Task details:
A single figure is required: the number of lines below in which the word "structured" occurs.

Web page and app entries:
------------------------------------------------------------
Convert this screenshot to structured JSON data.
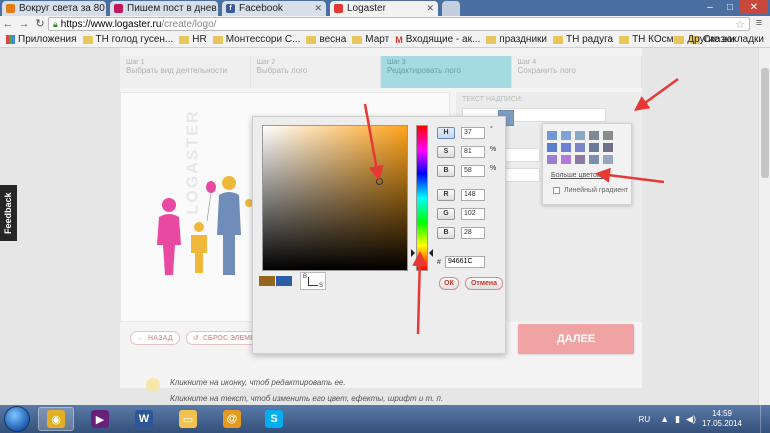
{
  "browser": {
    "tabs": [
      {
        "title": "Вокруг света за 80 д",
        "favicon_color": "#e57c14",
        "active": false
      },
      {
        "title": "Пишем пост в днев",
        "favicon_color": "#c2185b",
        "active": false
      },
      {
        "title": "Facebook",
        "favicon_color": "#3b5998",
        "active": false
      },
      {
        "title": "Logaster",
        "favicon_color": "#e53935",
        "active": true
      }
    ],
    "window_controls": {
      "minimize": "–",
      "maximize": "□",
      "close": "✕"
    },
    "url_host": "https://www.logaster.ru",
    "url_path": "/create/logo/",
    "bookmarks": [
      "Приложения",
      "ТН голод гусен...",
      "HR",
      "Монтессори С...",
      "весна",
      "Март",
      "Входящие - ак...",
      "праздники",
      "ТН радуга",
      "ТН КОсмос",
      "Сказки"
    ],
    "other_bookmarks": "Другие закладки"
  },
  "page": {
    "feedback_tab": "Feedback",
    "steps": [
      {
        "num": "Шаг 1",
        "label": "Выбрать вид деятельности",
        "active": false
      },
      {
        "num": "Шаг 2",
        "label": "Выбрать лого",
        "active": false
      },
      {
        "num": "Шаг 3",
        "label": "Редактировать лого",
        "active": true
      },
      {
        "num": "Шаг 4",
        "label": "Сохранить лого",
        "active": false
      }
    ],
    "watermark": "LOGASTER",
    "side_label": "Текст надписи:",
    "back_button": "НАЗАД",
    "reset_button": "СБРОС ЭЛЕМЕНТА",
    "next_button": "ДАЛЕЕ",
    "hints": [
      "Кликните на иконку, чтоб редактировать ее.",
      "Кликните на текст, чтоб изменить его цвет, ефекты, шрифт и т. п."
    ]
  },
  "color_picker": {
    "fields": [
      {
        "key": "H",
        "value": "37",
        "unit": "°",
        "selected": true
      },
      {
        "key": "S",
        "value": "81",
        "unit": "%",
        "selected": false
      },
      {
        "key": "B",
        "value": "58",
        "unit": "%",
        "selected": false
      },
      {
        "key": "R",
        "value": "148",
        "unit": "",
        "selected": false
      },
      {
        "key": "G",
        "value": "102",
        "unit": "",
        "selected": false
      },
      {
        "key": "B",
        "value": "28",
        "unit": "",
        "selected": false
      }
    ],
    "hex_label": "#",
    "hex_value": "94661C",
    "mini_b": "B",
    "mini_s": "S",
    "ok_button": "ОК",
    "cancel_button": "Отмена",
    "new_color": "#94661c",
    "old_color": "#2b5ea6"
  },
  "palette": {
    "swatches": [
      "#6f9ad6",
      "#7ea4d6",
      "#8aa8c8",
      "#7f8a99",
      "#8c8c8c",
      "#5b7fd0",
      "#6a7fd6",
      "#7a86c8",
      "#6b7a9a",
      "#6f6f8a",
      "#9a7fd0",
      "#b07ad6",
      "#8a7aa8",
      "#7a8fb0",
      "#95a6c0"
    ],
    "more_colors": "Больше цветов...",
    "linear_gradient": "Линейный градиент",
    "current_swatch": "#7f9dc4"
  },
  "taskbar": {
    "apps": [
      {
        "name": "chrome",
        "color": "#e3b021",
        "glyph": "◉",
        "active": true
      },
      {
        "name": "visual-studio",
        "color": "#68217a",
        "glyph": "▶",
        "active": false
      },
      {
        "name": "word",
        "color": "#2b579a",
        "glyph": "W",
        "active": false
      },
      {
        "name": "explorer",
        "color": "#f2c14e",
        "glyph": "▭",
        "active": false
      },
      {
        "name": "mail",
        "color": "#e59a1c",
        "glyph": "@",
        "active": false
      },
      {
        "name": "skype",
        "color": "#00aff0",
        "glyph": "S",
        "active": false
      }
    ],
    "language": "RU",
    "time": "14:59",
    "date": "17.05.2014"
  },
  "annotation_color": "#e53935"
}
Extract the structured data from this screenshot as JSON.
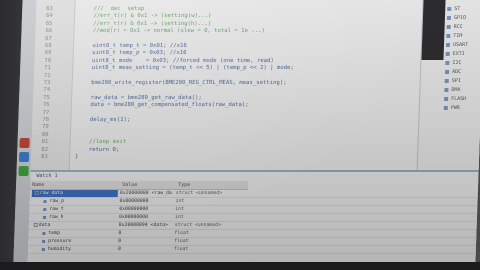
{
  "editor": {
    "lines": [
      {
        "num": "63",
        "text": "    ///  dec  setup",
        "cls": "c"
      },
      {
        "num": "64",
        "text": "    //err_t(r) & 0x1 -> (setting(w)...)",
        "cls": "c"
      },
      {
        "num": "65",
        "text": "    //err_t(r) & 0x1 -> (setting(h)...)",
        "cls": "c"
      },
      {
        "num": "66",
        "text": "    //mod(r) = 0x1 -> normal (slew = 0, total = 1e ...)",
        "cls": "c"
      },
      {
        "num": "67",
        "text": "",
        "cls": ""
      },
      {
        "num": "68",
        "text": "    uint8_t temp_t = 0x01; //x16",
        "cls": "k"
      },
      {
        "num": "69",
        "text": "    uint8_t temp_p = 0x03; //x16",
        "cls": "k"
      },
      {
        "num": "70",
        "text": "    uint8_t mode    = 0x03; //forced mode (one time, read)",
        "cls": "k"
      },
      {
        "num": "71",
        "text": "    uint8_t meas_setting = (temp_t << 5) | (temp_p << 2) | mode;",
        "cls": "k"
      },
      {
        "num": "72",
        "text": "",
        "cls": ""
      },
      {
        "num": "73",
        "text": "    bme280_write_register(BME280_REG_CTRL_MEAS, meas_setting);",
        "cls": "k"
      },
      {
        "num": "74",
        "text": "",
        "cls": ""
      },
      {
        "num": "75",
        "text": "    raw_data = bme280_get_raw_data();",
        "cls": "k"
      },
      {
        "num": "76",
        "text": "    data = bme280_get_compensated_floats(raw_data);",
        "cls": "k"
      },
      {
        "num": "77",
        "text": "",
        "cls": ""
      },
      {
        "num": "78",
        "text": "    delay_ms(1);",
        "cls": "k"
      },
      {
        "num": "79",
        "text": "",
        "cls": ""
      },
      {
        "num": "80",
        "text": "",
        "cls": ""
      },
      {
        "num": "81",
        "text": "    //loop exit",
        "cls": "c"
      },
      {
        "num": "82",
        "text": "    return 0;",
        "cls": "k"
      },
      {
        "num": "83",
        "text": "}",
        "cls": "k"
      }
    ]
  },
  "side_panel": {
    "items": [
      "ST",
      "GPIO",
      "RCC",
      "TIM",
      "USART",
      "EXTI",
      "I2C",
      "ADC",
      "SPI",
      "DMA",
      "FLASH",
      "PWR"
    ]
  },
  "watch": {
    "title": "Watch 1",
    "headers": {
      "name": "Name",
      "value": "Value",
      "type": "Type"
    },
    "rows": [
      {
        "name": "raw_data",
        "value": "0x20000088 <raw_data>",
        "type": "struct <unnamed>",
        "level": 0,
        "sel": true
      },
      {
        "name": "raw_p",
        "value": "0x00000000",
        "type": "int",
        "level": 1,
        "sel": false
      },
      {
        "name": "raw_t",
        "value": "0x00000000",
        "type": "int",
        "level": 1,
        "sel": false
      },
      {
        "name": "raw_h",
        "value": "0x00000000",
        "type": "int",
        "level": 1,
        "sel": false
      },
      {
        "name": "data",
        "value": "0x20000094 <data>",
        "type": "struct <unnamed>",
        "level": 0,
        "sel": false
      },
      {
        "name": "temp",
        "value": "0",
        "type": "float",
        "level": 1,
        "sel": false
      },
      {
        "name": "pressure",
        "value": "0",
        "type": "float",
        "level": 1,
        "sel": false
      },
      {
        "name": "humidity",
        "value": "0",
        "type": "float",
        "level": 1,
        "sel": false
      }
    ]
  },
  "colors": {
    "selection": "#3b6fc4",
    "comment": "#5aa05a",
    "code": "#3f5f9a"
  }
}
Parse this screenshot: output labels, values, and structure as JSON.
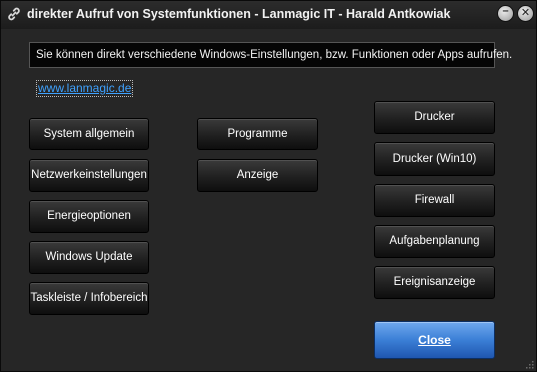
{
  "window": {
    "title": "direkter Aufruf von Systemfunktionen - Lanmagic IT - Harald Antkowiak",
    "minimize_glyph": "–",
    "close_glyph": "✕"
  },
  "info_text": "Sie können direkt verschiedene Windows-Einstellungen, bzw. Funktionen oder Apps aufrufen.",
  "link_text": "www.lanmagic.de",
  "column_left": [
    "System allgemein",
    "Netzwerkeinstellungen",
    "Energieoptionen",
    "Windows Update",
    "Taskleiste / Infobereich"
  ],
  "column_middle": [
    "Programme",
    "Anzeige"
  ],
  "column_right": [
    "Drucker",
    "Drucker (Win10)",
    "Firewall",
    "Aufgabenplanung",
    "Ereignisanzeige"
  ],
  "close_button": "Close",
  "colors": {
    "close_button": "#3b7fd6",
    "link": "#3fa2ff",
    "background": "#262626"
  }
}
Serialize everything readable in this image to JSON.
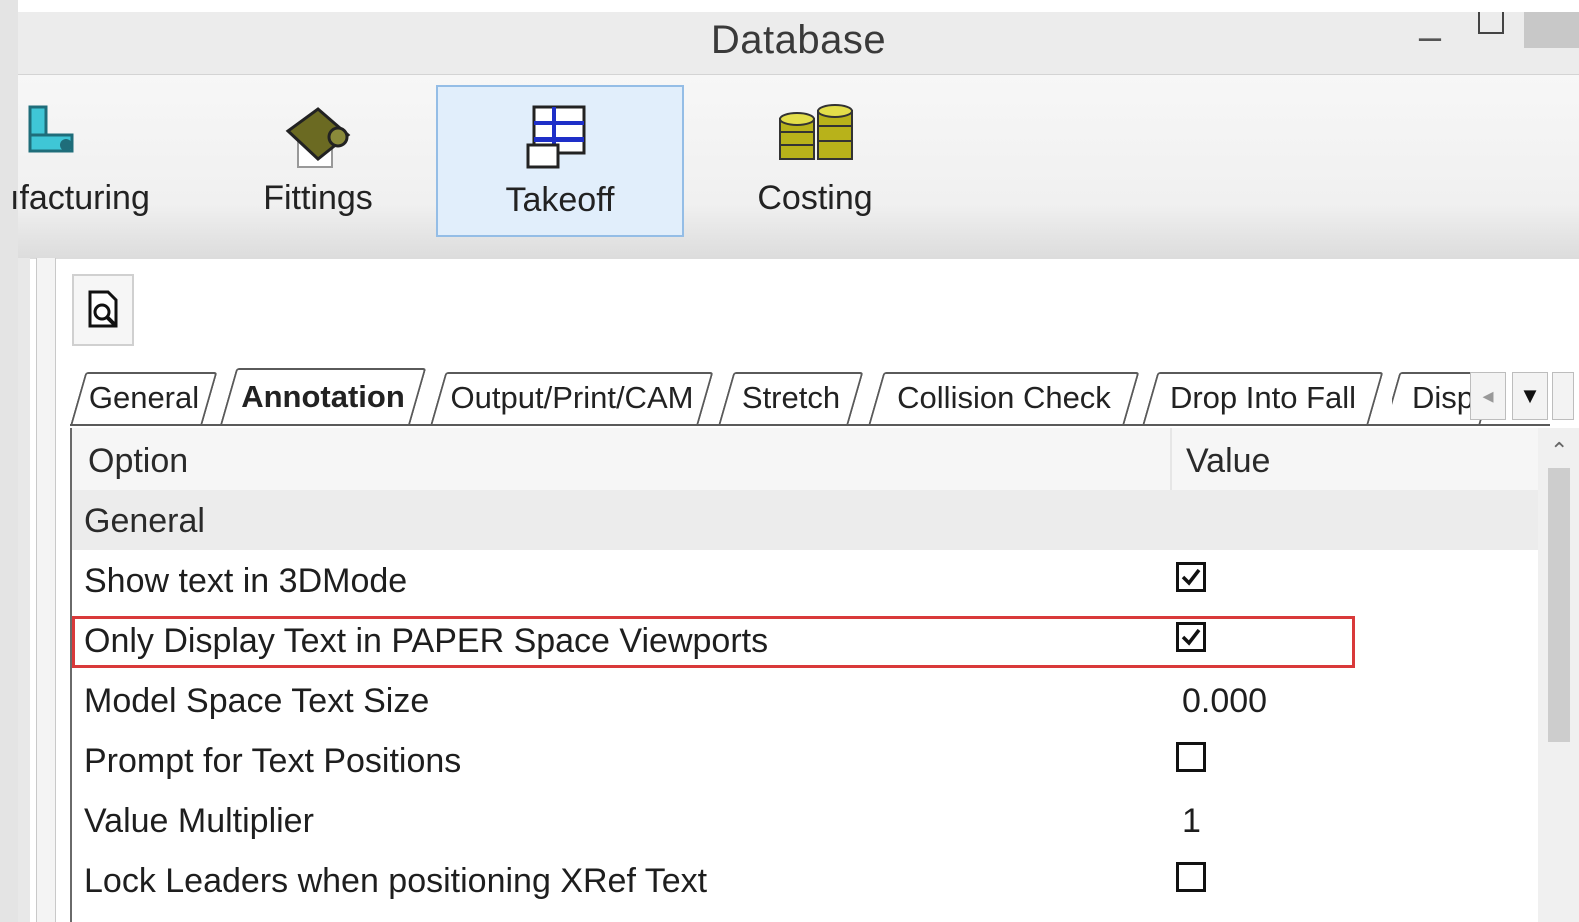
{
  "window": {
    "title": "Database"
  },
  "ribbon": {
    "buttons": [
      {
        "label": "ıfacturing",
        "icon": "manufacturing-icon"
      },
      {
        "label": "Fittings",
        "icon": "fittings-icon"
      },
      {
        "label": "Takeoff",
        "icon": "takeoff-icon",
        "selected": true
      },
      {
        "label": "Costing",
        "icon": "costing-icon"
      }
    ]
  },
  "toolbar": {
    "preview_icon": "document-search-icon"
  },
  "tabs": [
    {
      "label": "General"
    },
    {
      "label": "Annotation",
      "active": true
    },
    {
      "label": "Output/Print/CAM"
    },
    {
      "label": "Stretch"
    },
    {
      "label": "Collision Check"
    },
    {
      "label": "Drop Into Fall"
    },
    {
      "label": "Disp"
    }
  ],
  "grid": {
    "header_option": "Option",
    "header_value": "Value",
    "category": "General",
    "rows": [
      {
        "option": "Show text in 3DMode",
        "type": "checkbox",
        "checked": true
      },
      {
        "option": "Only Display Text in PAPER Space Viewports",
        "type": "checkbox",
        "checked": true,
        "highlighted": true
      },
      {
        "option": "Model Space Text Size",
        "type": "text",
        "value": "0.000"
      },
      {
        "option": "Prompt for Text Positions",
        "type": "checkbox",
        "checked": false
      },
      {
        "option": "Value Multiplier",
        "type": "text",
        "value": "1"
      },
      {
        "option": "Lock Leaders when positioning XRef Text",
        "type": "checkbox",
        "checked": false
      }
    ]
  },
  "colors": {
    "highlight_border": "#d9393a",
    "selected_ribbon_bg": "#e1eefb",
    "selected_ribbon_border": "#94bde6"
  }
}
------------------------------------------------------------
Answer to this problem:
2